Chesapeake is primarily a small business lender. Long ago the company began an effort to diversify its revenue stream so that it would not be overly dependent on net interest margin alone. This effort resulted in, among other things, a wealth management office, a trust office, a mortgage servicing division, and a payments processing division. As a result, Chesapeake now has a much less NIM-dependent revenue mix than its competitors. Non-interest income is roughly one third of total gross revenue for Chesapeake, compared to a 19% average for small Virginia bank peers (CFFI, UBSH, ESXB, OPOF, BAYK, EVBS). What’s more, the only two banks on the list with similar revenue mixes to Chesapeake (BAYK and CFFI) earn a higher portion of their non-interest revenue from mortgage origination activities, which is likely to decline significantly going forward.
Chesapeake has spent many years establishing these non-margin businesses, and to the extent that they are “relationship businesses”, I believe they represent a competitive advantage.

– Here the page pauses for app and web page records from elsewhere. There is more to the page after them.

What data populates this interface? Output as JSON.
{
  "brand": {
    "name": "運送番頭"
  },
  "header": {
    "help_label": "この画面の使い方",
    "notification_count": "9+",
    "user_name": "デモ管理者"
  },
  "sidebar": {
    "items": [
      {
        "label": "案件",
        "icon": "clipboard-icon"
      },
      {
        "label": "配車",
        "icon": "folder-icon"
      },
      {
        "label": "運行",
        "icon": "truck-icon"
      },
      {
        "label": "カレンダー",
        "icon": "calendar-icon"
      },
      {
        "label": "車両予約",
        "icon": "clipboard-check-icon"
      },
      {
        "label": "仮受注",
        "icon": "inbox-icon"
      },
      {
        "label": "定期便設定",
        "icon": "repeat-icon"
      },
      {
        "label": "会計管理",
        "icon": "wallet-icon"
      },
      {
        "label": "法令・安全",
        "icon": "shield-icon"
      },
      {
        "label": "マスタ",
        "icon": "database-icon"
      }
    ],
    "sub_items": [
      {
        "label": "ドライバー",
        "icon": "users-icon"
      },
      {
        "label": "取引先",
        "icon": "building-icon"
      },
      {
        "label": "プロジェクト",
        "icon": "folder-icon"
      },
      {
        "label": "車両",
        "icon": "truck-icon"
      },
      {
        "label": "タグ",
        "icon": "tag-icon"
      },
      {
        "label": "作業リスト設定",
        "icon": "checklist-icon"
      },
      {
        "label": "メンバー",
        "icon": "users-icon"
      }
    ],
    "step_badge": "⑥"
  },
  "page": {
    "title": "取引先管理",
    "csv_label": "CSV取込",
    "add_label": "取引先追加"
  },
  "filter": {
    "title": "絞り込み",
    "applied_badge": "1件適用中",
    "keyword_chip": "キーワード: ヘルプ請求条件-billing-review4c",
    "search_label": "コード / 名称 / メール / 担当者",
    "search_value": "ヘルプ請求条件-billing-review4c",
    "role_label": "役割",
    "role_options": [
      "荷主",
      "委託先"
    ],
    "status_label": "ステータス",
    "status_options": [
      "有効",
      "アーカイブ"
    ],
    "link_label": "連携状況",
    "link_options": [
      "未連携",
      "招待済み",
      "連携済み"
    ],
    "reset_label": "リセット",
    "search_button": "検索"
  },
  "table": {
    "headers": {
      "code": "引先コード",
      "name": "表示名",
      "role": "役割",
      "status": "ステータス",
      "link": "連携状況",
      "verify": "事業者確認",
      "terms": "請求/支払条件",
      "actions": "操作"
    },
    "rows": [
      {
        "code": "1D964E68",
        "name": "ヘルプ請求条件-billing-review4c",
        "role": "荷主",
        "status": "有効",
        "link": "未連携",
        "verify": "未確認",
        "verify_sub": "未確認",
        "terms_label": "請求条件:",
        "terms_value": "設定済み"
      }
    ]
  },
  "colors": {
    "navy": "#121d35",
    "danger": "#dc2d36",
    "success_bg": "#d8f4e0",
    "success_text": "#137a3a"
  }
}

Once upon a time the company filed SEC financials, but the board decided after a cost-benefit analysis that the expense associated with being listed was not worth incurring. This seems fair given that shareholders’ equity at the time was just $29 million. Today equity is $60 million, but I don’t think the company is planning to re-list in the near future, as the trading float still remains very small.
Non-accrual loans ticked up noticeably in the most recent quarter due to one large problem loan going past 30 days overdue. The company stated publicly in its earnings release that it expects this loan eventually to be paid in full. I don’t have any special insight into the loan—based on past performance I trust the company’s judgment. In my discussions with officers of the company I have gotten the impression that management and the board are quite risk-averse.
Now is probably a good time to point out that, as you can see in the table above, ROE has been trending down recently. NIM is compressing and the company is undertaking a bit of precautionary de-levering ahead of new capital requirements for banks in general. As a result it seems possible, perhaps likely, that EPS growth won’t be great over the next little while. This doesn’t concern me terribly given the ~15% earnings yield at present, but it is worth mentioning.
What is Chesapeake worth?
I ran a screen of all the small community banks in the U.S. that have similarly high ROEs, returns on assets, and minimal problem assets. The median P/TBV for the group was 1.46x.
Pre-crisis, CPKF traded for 1.5-2.0x book value.
I also think American Business Bank, which was ably written up on VIC under the ticker 3AMBZ, is an interesting comp. AMBZ is a different kind of bank—it is located in Los Angeles and has built a business based on high-value, high-touch client relationships with mid-sized private businesses. But AMBZ and CPKF are similar in that they are both tiny, OTC-traded, and have extremely attractive financial profiles. AMBZ currently trades for 1.5x book value and 18x earnings.
Using an estimated 12% future ROE as a proxy for growth in BVPS, and a 1.5x book value multiple on exit, I think a 30%-ish IRR over three years is reasonable:
|CPKF 3yr IRR Sensitivity|
|Entry||03/03/2014 11:49 AM|
thanks for the idea. seems like a nice stable bank.
however, can you explain the very poor results the past 2 quarters? i see 45 cents for the 3rd quarter (down from 74 cents i think last year) and 35 cents for the 4th quarter (down from 39 cents i think last year).
is $1.60-$1.80 a fair run rate for earnings? or do you believe earnings will bounce back?
|Subject||RE: RE: questions|
|Entry||03/18/2014 02:33 PM|
thanks very much for the detail response (and sorry for the delay).
i will continue to watch the bank and see how it does. given the liquidity i'd prefer to make sure this 2 quarter trend is not going to remain for a while. (although at 18 dollars it's probably cheap even if it does 1.80 a year - just hard to purchase many shares.
i do think eventually this is worth at least 1.4x book when they decide to sell.